**EXERCISE DIRECTIONS:** Where the records hold the string "description", show the whole line it sits on.

[[ EXTRACTED INFORMATION, beginning ]]

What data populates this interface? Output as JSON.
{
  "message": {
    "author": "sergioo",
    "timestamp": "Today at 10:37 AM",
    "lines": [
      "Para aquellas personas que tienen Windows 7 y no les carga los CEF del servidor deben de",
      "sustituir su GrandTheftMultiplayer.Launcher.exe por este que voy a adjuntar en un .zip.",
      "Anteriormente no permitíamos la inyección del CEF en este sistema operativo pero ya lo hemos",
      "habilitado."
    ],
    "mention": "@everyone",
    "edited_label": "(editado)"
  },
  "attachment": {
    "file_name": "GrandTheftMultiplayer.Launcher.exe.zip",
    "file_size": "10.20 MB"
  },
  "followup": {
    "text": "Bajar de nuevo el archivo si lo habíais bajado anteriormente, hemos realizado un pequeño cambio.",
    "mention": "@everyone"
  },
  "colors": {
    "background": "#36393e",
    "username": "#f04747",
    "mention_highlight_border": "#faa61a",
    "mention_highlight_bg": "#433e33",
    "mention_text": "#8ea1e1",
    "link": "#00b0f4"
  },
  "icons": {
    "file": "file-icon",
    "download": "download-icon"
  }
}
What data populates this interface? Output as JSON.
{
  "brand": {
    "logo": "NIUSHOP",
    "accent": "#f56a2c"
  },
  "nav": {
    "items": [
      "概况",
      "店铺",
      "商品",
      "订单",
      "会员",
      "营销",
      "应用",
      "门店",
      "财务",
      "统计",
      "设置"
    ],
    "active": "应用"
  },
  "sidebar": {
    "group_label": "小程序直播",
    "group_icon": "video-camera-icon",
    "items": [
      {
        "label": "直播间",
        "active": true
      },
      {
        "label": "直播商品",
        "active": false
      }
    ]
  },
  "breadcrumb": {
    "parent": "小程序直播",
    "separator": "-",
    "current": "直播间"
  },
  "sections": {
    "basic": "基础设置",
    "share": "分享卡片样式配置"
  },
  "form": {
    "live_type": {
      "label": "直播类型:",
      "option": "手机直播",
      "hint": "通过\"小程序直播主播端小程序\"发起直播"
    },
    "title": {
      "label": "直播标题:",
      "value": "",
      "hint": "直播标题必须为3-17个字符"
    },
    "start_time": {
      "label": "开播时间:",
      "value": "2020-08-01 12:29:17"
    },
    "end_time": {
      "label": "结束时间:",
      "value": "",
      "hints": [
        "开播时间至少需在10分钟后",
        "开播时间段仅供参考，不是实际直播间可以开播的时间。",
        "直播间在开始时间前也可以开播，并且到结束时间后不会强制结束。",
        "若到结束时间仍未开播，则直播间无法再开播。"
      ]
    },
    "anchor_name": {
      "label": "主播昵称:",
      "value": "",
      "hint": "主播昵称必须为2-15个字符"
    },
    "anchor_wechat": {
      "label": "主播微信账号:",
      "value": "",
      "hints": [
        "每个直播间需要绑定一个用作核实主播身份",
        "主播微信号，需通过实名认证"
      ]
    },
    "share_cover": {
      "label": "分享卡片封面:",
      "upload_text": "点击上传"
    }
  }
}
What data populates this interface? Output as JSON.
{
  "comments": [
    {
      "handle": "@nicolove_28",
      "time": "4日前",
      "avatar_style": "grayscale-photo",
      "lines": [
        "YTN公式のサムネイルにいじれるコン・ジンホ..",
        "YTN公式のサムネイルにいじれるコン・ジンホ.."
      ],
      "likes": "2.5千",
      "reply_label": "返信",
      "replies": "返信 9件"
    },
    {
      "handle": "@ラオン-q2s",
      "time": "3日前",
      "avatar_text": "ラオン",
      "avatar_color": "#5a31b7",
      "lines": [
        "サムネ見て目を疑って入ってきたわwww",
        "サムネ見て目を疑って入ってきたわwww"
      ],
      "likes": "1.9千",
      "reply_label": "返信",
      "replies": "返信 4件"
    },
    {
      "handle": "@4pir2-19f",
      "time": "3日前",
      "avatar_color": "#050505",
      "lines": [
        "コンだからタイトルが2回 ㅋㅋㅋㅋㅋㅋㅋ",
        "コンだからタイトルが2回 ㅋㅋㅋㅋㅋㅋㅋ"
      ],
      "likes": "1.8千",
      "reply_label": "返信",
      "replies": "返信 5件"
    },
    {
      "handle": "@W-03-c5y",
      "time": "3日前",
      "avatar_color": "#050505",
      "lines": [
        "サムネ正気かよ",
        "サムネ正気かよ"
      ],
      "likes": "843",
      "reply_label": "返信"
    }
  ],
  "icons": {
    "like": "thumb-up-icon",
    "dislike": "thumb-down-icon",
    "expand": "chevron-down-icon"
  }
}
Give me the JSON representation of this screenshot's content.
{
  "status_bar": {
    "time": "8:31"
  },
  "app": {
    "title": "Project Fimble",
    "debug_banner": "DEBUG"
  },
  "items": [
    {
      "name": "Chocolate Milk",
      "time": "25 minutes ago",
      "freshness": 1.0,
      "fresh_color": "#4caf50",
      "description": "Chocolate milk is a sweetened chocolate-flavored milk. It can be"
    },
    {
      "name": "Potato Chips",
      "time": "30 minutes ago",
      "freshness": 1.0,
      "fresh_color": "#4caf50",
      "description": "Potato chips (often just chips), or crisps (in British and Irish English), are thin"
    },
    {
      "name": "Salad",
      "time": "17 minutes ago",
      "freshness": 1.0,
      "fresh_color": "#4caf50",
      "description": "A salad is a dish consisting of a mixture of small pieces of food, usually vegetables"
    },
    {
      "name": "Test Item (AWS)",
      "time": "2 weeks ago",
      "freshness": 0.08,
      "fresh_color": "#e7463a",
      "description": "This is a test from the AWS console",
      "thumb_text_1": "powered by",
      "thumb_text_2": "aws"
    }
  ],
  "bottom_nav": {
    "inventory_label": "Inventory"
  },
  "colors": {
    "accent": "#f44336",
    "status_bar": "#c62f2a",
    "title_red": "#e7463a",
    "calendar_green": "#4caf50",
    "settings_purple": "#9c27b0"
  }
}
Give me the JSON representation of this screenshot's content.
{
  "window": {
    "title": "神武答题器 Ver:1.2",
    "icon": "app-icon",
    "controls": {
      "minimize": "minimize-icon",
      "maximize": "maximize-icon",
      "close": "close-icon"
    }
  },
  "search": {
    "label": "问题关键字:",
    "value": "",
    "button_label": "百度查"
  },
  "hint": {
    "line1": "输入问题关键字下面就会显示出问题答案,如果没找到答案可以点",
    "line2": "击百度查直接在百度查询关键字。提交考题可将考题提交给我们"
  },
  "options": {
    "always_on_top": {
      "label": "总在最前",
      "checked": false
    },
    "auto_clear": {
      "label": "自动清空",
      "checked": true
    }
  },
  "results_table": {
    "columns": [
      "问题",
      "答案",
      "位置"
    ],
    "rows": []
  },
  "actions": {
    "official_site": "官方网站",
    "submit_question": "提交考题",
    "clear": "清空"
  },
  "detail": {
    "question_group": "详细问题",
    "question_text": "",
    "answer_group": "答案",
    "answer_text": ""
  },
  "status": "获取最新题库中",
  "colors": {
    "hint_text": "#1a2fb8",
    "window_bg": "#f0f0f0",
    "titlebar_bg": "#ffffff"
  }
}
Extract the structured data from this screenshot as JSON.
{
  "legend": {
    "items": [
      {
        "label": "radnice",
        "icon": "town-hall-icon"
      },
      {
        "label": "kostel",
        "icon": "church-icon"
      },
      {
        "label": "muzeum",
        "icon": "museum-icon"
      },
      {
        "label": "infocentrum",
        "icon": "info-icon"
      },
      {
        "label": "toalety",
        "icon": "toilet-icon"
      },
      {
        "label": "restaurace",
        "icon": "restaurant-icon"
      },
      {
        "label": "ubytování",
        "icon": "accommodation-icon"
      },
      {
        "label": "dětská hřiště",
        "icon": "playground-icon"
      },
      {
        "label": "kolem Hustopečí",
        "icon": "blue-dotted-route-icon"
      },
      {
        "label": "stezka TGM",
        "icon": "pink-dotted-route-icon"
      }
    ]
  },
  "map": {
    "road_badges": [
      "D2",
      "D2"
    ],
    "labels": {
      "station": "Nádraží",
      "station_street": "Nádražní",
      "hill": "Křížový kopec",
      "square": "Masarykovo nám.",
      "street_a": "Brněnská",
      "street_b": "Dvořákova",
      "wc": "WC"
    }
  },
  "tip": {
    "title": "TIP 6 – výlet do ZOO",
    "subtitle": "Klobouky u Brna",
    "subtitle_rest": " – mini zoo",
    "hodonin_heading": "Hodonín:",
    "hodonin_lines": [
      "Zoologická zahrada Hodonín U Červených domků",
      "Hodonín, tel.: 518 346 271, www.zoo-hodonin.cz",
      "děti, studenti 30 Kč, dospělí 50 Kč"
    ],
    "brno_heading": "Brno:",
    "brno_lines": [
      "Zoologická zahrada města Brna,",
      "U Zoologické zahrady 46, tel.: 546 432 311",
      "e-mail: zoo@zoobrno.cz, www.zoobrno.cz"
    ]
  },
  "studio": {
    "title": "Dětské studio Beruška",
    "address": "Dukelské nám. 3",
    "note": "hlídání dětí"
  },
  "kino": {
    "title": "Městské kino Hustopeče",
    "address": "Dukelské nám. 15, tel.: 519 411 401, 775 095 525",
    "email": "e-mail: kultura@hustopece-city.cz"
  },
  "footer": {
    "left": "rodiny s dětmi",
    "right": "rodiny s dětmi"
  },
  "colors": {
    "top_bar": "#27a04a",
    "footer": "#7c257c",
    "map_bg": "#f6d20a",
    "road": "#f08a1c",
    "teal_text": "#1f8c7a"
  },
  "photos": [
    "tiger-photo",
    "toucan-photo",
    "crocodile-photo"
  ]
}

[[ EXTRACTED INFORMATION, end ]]

**RESPONSE AREA:**
      "description": "Chocolate milk is a sweetened chocolate-flavored milk. It can be"
      "description": "Potato chips (often just chips), or crisps (in British and Irish English), are thin"
      "description": "A salad is a dish consisting of a mixture of small pieces of food, usually vegetables"
      "description": "This is a test from the AWS console",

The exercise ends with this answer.